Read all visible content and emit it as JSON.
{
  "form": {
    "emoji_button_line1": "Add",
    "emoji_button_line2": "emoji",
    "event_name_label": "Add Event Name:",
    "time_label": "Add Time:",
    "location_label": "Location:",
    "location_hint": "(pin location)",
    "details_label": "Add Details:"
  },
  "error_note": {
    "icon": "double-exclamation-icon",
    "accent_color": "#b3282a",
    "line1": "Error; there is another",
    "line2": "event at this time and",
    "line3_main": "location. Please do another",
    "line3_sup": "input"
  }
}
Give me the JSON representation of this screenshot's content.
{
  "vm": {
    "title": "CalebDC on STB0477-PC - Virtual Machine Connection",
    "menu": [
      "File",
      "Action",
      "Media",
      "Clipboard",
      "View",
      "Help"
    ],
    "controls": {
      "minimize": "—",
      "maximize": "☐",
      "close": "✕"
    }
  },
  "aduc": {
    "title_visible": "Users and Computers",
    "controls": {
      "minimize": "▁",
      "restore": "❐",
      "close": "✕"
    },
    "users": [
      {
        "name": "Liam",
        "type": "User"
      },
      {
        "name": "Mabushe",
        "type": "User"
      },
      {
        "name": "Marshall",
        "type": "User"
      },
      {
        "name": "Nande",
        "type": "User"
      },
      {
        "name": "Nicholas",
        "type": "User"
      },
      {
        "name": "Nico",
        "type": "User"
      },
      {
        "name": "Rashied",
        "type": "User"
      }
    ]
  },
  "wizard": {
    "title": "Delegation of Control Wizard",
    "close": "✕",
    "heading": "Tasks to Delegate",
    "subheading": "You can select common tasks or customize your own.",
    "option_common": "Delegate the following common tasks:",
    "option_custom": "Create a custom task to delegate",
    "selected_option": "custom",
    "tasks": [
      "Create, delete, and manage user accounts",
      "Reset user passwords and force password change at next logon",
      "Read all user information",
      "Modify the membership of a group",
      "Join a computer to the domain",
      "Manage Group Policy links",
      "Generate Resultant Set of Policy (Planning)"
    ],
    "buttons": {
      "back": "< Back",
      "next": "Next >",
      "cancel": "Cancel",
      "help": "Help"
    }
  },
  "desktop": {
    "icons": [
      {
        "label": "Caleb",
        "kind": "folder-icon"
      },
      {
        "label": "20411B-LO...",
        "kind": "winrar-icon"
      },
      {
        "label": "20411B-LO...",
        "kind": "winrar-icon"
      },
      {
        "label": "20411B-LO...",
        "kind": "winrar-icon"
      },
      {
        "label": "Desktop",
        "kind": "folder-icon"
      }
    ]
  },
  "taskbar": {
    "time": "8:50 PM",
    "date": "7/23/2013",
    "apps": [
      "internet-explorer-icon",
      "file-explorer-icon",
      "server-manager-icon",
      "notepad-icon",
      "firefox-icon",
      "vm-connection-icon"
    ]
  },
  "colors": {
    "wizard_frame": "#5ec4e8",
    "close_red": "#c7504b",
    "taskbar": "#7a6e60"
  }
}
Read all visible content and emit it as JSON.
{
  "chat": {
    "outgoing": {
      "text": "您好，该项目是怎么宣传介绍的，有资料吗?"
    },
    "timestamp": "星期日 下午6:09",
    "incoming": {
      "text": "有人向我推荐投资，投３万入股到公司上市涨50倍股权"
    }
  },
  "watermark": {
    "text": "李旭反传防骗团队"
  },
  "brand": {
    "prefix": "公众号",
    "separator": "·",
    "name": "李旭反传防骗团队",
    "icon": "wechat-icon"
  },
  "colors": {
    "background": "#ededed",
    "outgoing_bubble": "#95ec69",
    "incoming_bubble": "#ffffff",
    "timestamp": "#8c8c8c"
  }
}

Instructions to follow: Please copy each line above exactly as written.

Output of the exercise:
Read all visible content and emit it as JSON.
{
  "form": {
    "emoji_button_line1": "Add",
    "emoji_button_line2": "emoji",
    "event_name_label": "Add Event Name:",
    "time_label": "Add Time:",
    "location_label": "Location:",
    "location_hint": "(pin location)",
    "details_label": "Add Details:"
  },
  "error_note": {
    "icon": "double-exclamation-icon",
    "accent_color": "#b3282a",
    "line1": "Error; there is another",
    "line2": "event at this time and",
    "line3_main": "location. Please do another",
    "line3_sup": "input"
  }
}
Give me the JSON representation of this screenshot's content.
{
  "vm": {
    "title": "CalebDC on STB0477-PC - Virtual Machine Connection",
    "menu": [
      "File",
      "Action",
      "Media",
      "Clipboard",
      "View",
      "Help"
    ],
    "controls": {
      "minimize": "—",
      "maximize": "☐",
      "close": "✕"
    }
  },
  "aduc": {
    "title_visible": "Users and Computers",
    "controls": {
      "minimize": "▁",
      "restore": "❐",
      "close": "✕"
    },
    "users": [
      {
        "name": "Liam",
        "type": "User"
      },
      {
        "name": "Mabushe",
        "type": "User"
      },
      {
        "name": "Marshall",
        "type": "User"
      },
      {
        "name": "Nande",
        "type": "User"
      },
      {
        "name": "Nicholas",
        "type": "User"
      },
      {
        "name": "Nico",
        "type": "User"
      },
      {
        "name": "Rashied",
        "type": "User"
      }
    ]
  },
  "wizard": {
    "title": "Delegation of Control Wizard",
    "close": "✕",
    "heading": "Tasks to Delegate",
    "subheading": "You can select common tasks or customize your own.",
    "option_common": "Delegate the following common tasks:",
    "option_custom": "Create a custom task to delegate",
    "selected_option": "custom",
    "tasks": [
      "Create, delete, and manage user accounts",
      "Reset user passwords and force password change at next logon",
      "Read all user information",
      "Modify the membership of a group",
      "Join a computer to the domain",
      "Manage Group Policy links",
      "Generate Resultant Set of Policy (Planning)"
    ],
    "buttons": {
      "back": "< Back",
      "next": "Next >",
      "cancel": "Cancel",
      "help": "Help"
    }
  },
  "desktop": {
    "icons": [
      {
        "label": "Caleb",
        "kind": "folder-icon"
      },
      {
        "label": "20411B-LO...",
        "kind": "winrar-icon"
      },
      {
        "label": "20411B-LO...",
        "kind": "winrar-icon"
      },
      {
        "label": "20411B-LO...",
        "kind": "winrar-icon"
      },
      {
        "label": "Desktop",
        "kind": "folder-icon"
      }
    ]
  },
  "taskbar": {
    "time": "8:50 PM",
    "date": "7/23/2013",
    "apps": [
      "internet-explorer-icon",
      "file-explorer-icon",
      "server-manager-icon",
      "notepad-icon",
      "firefox-icon",
      "vm-connection-icon"
    ]
  },
  "colors": {
    "wizard_frame": "#5ec4e8",
    "close_red": "#c7504b",
    "taskbar": "#7a6e60"
  }
}
Read all visible content and emit it as JSON.
{
  "chat": {
    "outgoing": {
      "text": "您好，该项目是怎么宣传介绍的，有资料吗?"
    },
    "timestamp": "星期日 下午6:09",
    "incoming": {
      "text": "有人向我推荐投资，投３万入股到公司上市涨50倍股权"
    }
  },
  "watermark": {
    "text": "李旭反传防骗团队"
  },
  "brand": {
    "prefix": "公众号",
    "separator": "·",
    "name": "李旭反传防骗团队",
    "icon": "wechat-icon"
  },
  "colors": {
    "background": "#ededed",
    "outgoing_bubble": "#95ec69",
    "incoming_bubble": "#ffffff",
    "timestamp": "#8c8c8c"
  }
}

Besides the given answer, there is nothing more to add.